EXERCISE INPUT below:
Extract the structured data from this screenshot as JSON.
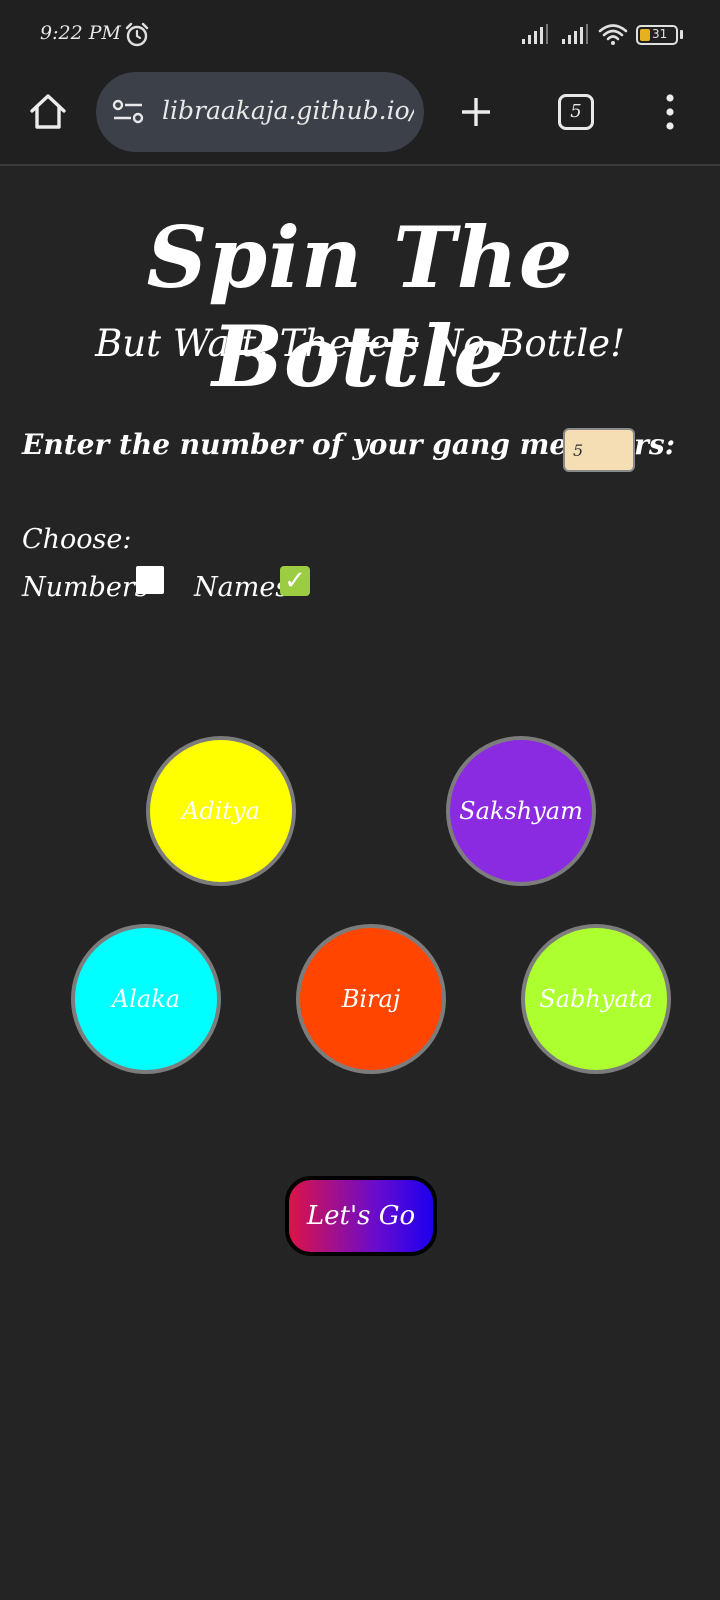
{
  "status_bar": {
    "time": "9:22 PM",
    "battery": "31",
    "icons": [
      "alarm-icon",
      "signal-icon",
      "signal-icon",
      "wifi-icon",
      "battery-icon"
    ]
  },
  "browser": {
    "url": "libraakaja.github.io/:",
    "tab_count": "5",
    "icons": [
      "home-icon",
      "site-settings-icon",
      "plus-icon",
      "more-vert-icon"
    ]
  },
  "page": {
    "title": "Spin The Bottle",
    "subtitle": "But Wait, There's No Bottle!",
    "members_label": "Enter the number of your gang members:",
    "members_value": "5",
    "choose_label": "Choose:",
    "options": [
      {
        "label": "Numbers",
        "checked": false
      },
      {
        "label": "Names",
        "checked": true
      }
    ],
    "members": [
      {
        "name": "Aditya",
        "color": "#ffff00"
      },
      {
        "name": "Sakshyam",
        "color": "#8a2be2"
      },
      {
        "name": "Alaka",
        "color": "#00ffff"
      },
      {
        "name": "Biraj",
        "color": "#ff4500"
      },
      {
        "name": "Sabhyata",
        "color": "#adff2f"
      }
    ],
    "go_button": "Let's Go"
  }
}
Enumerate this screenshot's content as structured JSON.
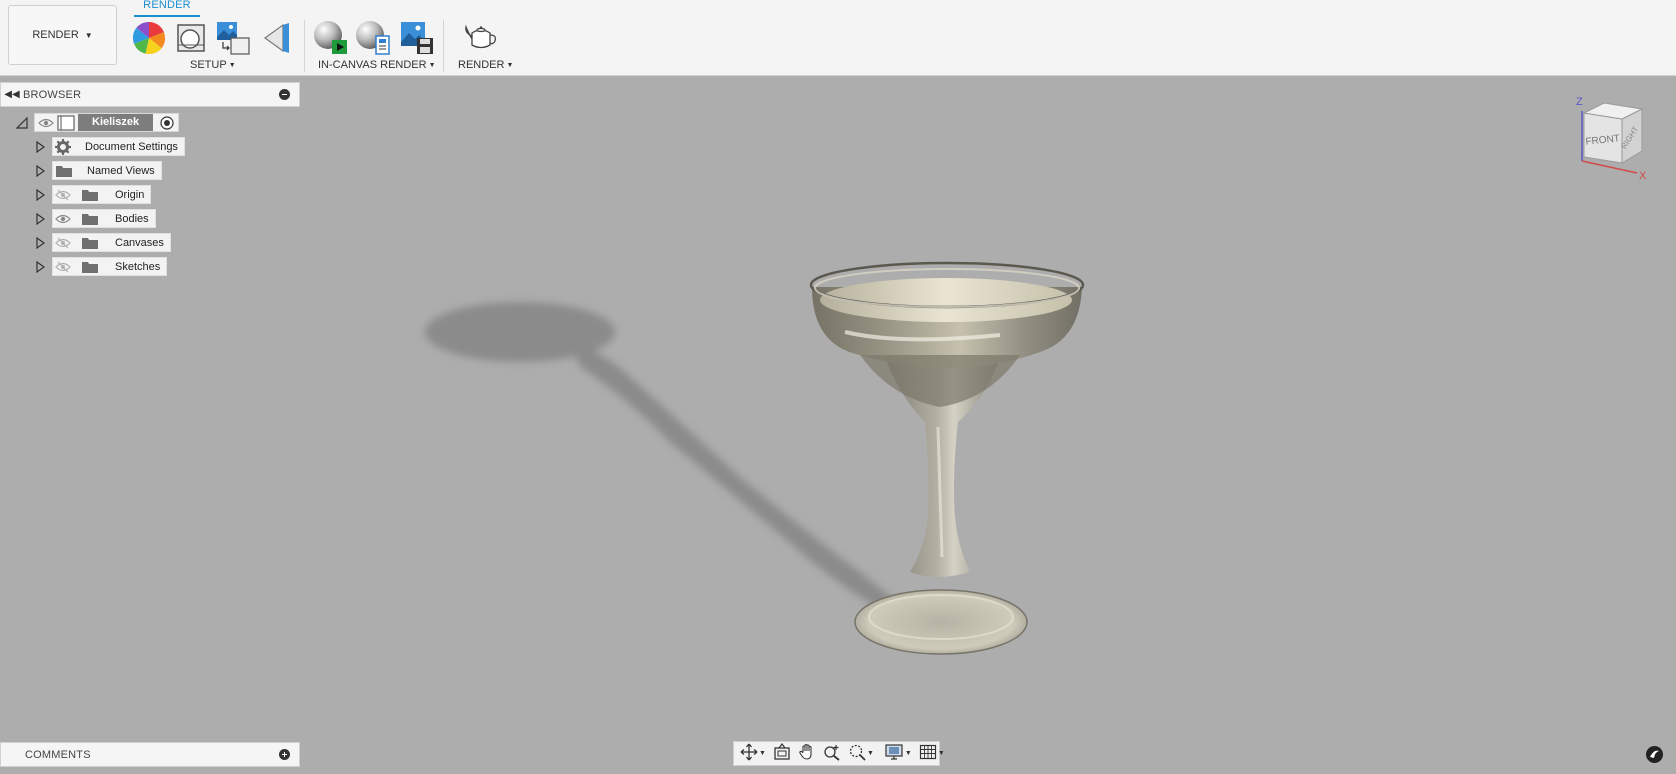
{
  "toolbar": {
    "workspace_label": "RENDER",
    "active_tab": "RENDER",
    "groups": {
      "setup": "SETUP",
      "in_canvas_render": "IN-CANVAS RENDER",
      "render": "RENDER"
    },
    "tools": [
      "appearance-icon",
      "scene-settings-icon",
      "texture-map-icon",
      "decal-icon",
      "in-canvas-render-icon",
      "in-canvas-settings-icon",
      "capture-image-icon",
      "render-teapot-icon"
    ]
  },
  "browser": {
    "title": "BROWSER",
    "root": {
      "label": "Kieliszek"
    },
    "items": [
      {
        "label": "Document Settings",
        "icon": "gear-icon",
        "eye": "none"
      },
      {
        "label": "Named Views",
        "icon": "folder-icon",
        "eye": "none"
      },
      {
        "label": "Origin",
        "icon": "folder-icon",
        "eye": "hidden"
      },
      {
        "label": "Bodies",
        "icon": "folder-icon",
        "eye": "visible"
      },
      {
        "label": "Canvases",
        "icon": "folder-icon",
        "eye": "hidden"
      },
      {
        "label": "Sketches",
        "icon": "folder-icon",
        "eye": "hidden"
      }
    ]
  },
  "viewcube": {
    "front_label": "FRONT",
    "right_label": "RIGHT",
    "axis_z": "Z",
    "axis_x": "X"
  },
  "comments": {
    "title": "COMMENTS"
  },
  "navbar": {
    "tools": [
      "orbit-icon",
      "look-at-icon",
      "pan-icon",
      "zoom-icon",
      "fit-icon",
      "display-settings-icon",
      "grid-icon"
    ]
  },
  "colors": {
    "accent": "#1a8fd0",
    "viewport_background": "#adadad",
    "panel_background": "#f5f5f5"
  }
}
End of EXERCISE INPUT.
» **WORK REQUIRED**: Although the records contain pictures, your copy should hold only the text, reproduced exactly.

» **SOLUTION TO THIS TASK**:
Extract the structured data from this screenshot as JSON.
{
  "status_bar": {
    "time": "9:22 PM",
    "battery": "31",
    "icons": [
      "alarm-icon",
      "signal-icon",
      "signal-icon",
      "wifi-icon",
      "battery-icon"
    ]
  },
  "browser": {
    "url": "libraakaja.github.io/:",
    "tab_count": "5",
    "icons": [
      "home-icon",
      "site-settings-icon",
      "plus-icon",
      "more-vert-icon"
    ]
  },
  "page": {
    "title": "Spin The Bottle",
    "subtitle": "But Wait, There's No Bottle!",
    "members_label": "Enter the number of your gang members:",
    "members_value": "5",
    "choose_label": "Choose:",
    "options": [
      {
        "label": "Numbers",
        "checked": false
      },
      {
        "label": "Names",
        "checked": true
      }
    ],
    "members": [
      {
        "name": "Aditya",
        "color": "#ffff00"
      },
      {
        "name": "Sakshyam",
        "color": "#8a2be2"
      },
      {
        "name": "Alaka",
        "color": "#00ffff"
      },
      {
        "name": "Biraj",
        "color": "#ff4500"
      },
      {
        "name": "Sabhyata",
        "color": "#adff2f"
      }
    ],
    "go_button": "Let's Go"
  }
}
Enumerate this screenshot's content as structured JSON.
{
  "toolbar": {
    "workspace_label": "RENDER",
    "active_tab": "RENDER",
    "groups": {
      "setup": "SETUP",
      "in_canvas_render": "IN-CANVAS RENDER",
      "render": "RENDER"
    },
    "tools": [
      "appearance-icon",
      "scene-settings-icon",
      "texture-map-icon",
      "decal-icon",
      "in-canvas-render-icon",
      "in-canvas-settings-icon",
      "capture-image-icon",
      "render-teapot-icon"
    ]
  },
  "browser": {
    "title": "BROWSER",
    "root": {
      "label": "Kieliszek"
    },
    "items": [
      {
        "label": "Document Settings",
        "icon": "gear-icon",
        "eye": "none"
      },
      {
        "label": "Named Views",
        "icon": "folder-icon",
        "eye": "none"
      },
      {
        "label": "Origin",
        "icon": "folder-icon",
        "eye": "hidden"
      },
      {
        "label": "Bodies",
        "icon": "folder-icon",
        "eye": "visible"
      },
      {
        "label": "Canvases",
        "icon": "folder-icon",
        "eye": "hidden"
      },
      {
        "label": "Sketches",
        "icon": "folder-icon",
        "eye": "hidden"
      }
    ]
  },
  "viewcube": {
    "front_label": "FRONT",
    "right_label": "RIGHT",
    "axis_z": "Z",
    "axis_x": "X"
  },
  "comments": {
    "title": "COMMENTS"
  },
  "navbar": {
    "tools": [
      "orbit-icon",
      "look-at-icon",
      "pan-icon",
      "zoom-icon",
      "fit-icon",
      "display-settings-icon",
      "grid-icon"
    ]
  },
  "colors": {
    "accent": "#1a8fd0",
    "viewport_background": "#adadad",
    "panel_background": "#f5f5f5"
  }
}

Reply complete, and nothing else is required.